In a country as vast and heterogenous as India, almost all laws have disparate and intersectional impacts which cannot been foreseen even by the most accomplished parliamentarians. Moreover, many of these intersectional groups and their interests are barely represented in the broad-based electoral campaigns that super majorities are usually elected on. For these groups, these representative institutions are the only foray into political power and therefore, the exclusion of these procedures and institutions is a matter for constitutional concern.
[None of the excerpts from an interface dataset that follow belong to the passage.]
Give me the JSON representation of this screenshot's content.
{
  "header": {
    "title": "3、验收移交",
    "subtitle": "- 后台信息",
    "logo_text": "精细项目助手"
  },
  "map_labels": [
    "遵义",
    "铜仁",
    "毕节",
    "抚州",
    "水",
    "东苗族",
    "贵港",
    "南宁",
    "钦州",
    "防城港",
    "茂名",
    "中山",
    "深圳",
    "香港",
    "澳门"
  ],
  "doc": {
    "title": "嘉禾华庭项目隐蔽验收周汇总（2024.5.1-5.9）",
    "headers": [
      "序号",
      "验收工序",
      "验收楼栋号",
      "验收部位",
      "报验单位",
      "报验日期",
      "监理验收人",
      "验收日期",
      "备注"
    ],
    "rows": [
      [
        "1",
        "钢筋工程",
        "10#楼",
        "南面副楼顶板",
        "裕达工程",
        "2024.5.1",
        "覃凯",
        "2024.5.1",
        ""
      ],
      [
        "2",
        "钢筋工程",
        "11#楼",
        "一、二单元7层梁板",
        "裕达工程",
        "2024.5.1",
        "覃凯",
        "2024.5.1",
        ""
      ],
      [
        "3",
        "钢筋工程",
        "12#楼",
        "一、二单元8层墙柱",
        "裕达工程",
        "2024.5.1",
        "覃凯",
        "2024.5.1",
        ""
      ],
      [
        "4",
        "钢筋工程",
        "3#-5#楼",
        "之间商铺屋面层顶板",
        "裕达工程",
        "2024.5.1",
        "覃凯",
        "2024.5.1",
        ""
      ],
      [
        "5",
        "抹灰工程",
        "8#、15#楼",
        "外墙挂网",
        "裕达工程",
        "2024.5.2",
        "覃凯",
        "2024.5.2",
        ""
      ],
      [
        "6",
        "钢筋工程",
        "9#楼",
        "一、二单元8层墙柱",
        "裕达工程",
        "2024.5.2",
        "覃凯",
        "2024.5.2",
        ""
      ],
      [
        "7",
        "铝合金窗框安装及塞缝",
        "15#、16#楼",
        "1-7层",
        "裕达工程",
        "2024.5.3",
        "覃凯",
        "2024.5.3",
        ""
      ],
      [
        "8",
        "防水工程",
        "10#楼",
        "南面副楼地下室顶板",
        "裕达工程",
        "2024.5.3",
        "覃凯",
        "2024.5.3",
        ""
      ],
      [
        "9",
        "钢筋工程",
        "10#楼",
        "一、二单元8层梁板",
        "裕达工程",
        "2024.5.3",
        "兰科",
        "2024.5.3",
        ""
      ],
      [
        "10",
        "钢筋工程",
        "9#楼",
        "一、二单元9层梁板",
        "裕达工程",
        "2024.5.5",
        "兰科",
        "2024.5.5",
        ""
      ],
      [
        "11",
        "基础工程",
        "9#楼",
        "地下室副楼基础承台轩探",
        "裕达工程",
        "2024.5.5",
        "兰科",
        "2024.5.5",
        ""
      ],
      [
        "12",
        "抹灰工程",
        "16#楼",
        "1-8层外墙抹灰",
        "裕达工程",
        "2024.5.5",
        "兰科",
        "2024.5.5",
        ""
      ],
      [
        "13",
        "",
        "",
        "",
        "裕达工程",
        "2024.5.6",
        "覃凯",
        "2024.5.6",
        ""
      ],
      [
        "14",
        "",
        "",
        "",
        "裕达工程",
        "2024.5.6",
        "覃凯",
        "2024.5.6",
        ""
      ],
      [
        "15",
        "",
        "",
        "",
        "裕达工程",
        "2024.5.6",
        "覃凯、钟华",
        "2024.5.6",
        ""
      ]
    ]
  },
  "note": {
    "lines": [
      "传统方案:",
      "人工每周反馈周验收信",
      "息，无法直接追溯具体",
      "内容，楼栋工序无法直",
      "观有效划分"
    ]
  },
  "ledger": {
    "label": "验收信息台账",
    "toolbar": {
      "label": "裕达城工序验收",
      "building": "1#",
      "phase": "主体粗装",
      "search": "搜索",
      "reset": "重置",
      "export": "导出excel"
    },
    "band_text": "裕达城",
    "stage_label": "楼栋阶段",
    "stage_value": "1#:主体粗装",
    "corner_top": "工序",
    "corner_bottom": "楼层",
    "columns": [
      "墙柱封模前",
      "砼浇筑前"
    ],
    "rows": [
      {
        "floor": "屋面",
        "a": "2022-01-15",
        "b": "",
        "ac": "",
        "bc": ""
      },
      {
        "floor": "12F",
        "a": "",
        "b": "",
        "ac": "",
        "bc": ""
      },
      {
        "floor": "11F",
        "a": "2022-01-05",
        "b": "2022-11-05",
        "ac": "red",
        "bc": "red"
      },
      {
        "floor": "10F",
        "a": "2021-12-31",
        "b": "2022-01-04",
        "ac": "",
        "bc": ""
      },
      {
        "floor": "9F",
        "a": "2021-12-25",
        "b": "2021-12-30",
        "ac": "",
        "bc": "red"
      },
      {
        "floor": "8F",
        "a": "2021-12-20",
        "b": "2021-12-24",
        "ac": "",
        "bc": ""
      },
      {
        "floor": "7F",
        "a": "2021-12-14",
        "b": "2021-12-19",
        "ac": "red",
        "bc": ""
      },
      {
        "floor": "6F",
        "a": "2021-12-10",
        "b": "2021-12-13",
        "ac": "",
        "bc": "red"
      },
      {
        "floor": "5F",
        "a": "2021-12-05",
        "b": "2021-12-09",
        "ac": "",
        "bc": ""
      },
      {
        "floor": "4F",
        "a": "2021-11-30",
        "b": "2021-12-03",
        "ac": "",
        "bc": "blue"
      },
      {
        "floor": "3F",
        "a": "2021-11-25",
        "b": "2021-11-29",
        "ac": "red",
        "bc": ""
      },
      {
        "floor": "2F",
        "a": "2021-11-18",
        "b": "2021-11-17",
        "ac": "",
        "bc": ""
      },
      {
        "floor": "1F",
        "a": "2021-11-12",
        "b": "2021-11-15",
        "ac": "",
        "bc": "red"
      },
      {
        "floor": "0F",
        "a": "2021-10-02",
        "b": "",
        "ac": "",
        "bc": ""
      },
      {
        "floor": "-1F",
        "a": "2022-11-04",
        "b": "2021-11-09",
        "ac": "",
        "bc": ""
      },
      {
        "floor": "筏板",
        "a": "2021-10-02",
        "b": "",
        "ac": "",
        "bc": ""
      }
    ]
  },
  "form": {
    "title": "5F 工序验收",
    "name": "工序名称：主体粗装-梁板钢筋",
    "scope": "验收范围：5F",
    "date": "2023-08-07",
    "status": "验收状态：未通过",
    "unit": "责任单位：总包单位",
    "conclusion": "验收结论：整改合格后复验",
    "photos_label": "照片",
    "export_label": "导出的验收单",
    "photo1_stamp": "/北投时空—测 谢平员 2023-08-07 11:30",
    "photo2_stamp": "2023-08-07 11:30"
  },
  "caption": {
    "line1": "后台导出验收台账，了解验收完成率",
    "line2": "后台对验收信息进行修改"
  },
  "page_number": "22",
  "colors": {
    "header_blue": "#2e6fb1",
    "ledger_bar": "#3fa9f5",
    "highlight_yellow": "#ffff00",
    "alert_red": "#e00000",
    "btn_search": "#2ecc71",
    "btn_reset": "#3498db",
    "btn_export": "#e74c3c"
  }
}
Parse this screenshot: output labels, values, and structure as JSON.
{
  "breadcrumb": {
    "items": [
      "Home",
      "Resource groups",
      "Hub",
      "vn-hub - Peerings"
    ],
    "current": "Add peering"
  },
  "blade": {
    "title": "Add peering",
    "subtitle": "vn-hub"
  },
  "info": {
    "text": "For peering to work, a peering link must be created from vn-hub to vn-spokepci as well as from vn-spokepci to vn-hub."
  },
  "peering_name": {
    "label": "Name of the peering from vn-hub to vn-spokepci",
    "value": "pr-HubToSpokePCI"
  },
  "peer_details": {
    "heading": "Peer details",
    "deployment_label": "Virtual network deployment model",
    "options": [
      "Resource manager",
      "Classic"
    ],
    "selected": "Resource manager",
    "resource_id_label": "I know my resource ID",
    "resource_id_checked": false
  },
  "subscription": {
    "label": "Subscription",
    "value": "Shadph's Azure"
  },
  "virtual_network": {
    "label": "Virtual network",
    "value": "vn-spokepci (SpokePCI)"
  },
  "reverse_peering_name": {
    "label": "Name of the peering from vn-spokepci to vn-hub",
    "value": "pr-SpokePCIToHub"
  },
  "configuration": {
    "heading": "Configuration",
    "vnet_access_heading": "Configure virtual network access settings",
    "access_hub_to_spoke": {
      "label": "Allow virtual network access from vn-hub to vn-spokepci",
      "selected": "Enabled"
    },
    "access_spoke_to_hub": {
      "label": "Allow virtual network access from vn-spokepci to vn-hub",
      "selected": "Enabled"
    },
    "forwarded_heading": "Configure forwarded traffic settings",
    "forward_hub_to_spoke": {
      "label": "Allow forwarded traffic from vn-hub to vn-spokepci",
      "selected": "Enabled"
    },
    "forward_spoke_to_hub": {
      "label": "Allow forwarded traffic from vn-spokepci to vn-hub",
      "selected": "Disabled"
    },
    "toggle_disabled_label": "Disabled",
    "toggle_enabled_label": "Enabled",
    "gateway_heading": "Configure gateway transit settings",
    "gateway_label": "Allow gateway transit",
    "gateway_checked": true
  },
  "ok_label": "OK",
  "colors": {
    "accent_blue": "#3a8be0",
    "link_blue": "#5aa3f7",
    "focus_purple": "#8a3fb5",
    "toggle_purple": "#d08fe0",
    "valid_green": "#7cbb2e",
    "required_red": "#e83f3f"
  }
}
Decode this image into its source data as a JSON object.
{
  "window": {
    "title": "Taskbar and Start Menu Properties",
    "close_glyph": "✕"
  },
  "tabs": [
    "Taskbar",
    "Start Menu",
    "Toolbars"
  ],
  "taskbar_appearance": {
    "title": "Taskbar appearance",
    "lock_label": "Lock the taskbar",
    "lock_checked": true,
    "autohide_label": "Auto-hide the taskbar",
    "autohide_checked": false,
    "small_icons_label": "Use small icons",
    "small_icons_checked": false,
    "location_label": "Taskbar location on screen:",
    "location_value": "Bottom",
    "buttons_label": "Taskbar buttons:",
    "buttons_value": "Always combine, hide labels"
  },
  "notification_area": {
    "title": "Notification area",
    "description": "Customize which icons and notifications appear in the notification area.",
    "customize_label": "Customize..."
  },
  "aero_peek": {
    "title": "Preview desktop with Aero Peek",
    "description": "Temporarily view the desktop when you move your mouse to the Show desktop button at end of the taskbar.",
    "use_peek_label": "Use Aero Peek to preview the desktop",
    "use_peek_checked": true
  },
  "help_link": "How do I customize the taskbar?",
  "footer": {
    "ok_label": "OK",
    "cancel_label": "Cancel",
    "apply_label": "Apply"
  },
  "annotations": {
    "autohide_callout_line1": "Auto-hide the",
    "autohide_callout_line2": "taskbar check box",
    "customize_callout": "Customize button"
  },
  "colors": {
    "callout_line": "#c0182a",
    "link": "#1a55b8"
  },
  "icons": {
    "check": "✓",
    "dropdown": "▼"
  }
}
As argued here, exclusion (or locking out) from a minimum share in political power (or the ability to influence political decisions) is a breach of one of the foundational tenets of liberal constitutionalism.

As some scholars have argued, policy-making has traditionally failed to correct the imbalances in political power by eschewing the question of how the process of making the law can be more inclusive, and having an overt focus on more policy “outcomes” based discussions. In my submission, this is equally true for law-making processes as well, as highlighted through the abovementioned examples. Law-making ought to be a dynamic process where representative institutions are used to build a relationship around traditional representation to have a better and continuing accountability for the law-making power. As it stands today, the present Indian parliament seems to completely disregard these representative institutions and that is cause for major constitutional concern. While concerns with the substantive outcomes of these legislations are very much warranted, they should not come at the cost of whitewashing the lapses in the process of making these legislations.

Conclusion

In my submission, the exclusion of representative para-parliamentary institutions in the process of law-making, fits in with the analysis in Professor Khaitan’s paper and adds to the wealth of evidence pointing towards the ill-health of India’s constitutional rule of law. Acting unilaterally, to the exclusion of any accountability from relevant stakeholders, is yet another instance of the political executive in India (acting through its membership in the electoral majority at the Parliament) continuing to act as the sole repository of state power.

V.G. Shreeram is an advocate at the Bombay High Court and his practice areas include labour law and human rights. His twitter handle is : @vg_shreeram

 

Subscribe
Notify of
guest

This site uses Akismet to reduce spam. Learn how your comment data is processed.

0 Comments
Inline Feedbacks
View all comments